My impression is that this review was written quickly after a quick skim of it's chapters. This is a shame.

If it is any consolation I doubt that this review will lead to any lost sales. Academic economists are not necessarily the target readers.

My brief review was included in a post about Hong Kong:

---------------------------

Following up on the comment to the previous post this article makes for interesting reading. The economics of this story are linked to some nice work in the Urban Economics literature. Matt Kahn covers this issue in depth in his accessible Green Cities book.
Green Cities: Urban Growth and the Environment
As an aside I intend to write a full review of this text in the next week or so but for now I would recommend it to anyone interested in environmental economics but does not want to feel like they are reading a textbook or actually working. It has a Freakonomics for environmental economists feel to it but has more structure and a little more depth (which may unfortunately cost it some of the more casual non-economist readers).

This is the sort of issue that is covered in Green Cities - how local governments can use the greening of a city via green policies to attract high skilled workers who also tend to work in "clean" jobs, thus helping to create a virtuous circle for the area (and an increase in house prices). The well-educated and skilled workers then tend to vote for even greener politicians and policies. There are, as you can imagine, numerous ramifications and caveats along the way.

The article below however, also reveals what the “browning” of a city can do. I suspect that Hong Kong politicians now have pollution high on their list of things to address if they are not already doing so. The question is how much they can do about transboundary pollution from the nearby industrial regions in China?

http://globalisation-and-the-environment.
blogspot.com/2006/11/pollution-causes-hong
-kong-downgrade.html

randall crane said...

I can't say which disappoints me most, that you are a caterer or a panderer.

Did you key his car or something? I'm surprised the editor let that pass with that tone. Many of these comments are over the top shrill, rhetorical, and selective. On the other hand, I guess I wouldn't want to try to edit him either.

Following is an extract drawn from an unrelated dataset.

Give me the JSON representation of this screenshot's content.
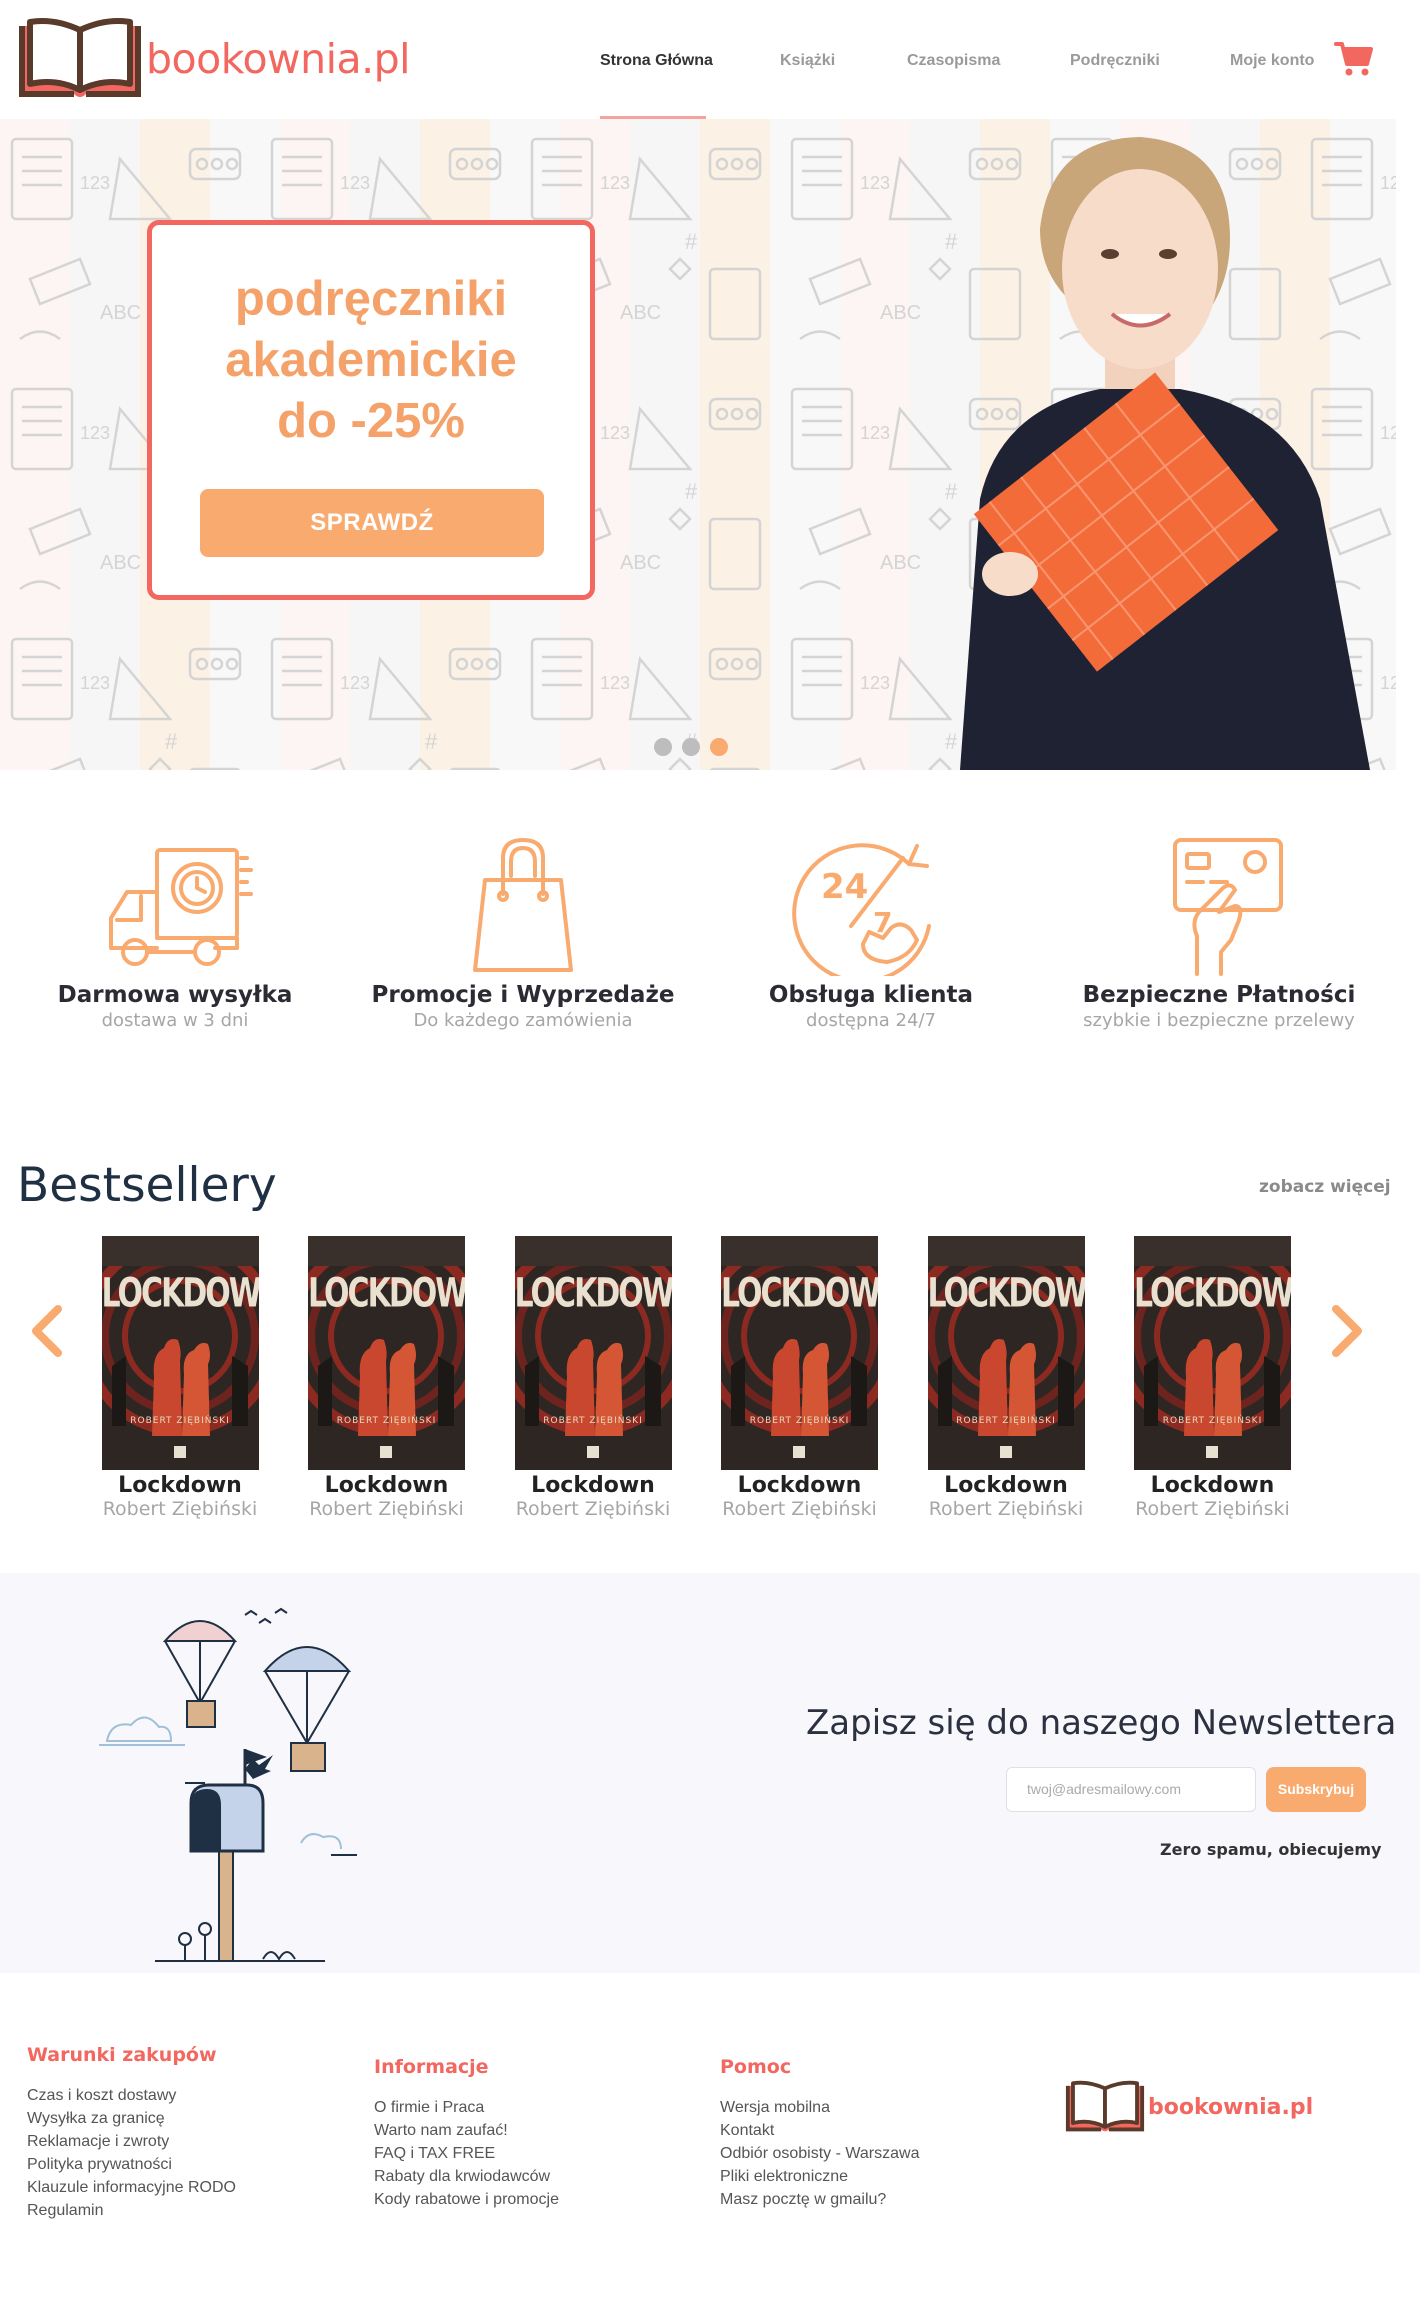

Mills was extremely fair, even forgiving, to me when I was young but you really touched a nerve, evidently, caterer. Shake it off.